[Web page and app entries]
........

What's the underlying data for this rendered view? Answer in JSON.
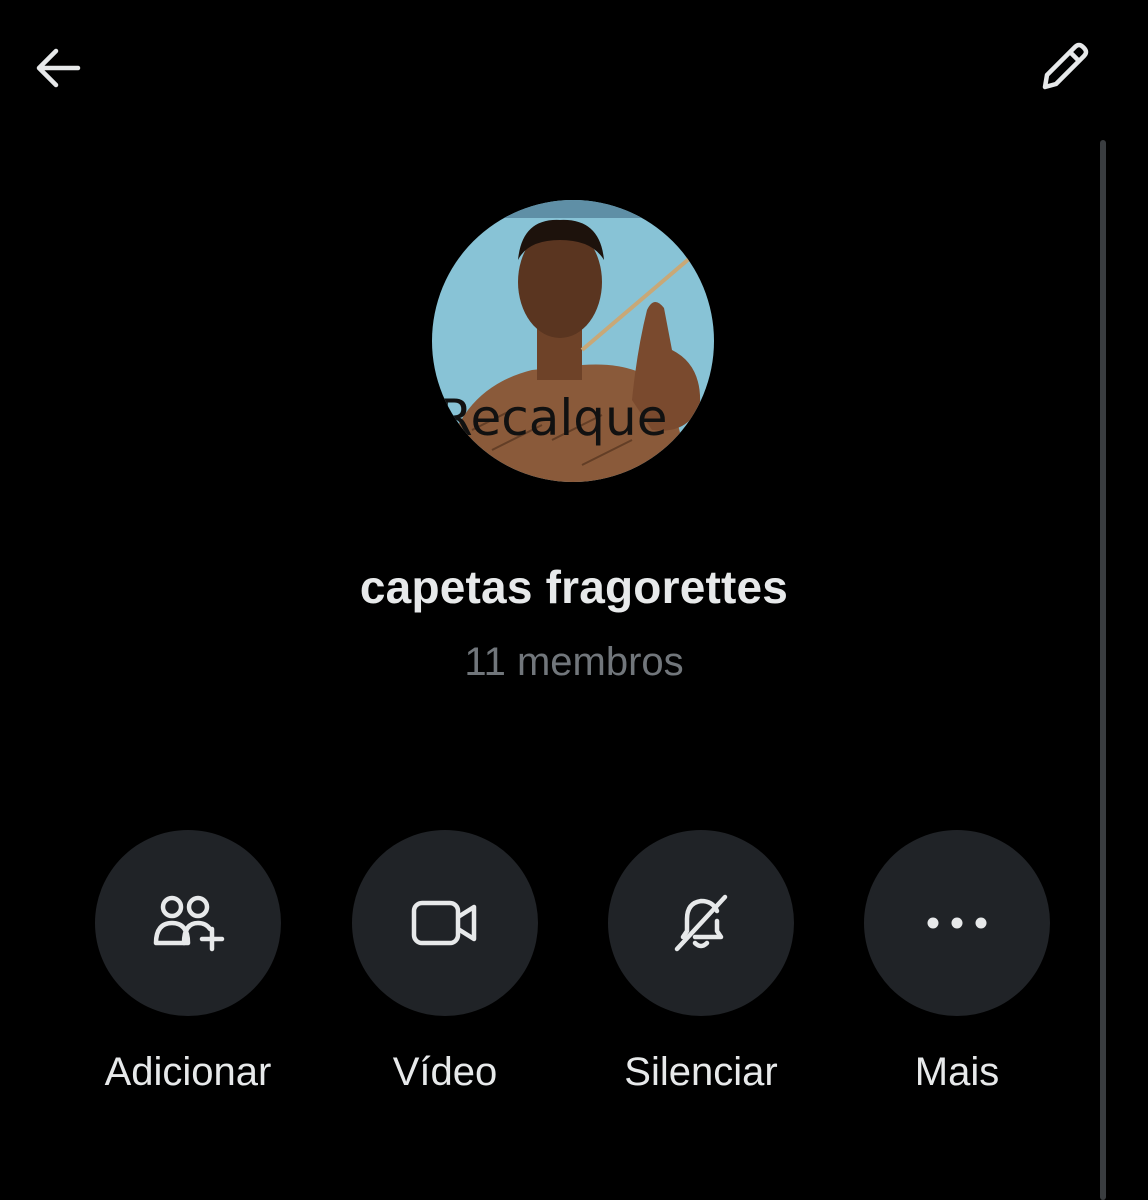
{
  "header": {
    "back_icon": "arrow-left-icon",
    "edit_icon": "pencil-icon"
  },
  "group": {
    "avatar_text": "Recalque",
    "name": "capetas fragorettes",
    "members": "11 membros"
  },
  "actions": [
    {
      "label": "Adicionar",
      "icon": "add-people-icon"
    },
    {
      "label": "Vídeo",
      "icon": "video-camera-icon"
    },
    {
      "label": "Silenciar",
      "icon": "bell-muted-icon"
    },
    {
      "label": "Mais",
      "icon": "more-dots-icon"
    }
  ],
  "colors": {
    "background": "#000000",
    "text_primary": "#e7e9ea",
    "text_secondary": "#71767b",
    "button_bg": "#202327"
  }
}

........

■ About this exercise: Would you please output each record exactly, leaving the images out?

■ Exercise answer:
What's the underlying data for this rendered view? Answer in JSON.
{
  "header": {
    "back_icon": "arrow-left-icon",
    "edit_icon": "pencil-icon"
  },
  "group": {
    "avatar_text": "Recalque",
    "name": "capetas fragorettes",
    "members": "11 membros"
  },
  "actions": [
    {
      "label": "Adicionar",
      "icon": "add-people-icon"
    },
    {
      "label": "Vídeo",
      "icon": "video-camera-icon"
    },
    {
      "label": "Silenciar",
      "icon": "bell-muted-icon"
    },
    {
      "label": "Mais",
      "icon": "more-dots-icon"
    }
  ],
  "colors": {
    "background": "#000000",
    "text_primary": "#e7e9ea",
    "text_secondary": "#71767b",
    "button_bg": "#202327"
  }
}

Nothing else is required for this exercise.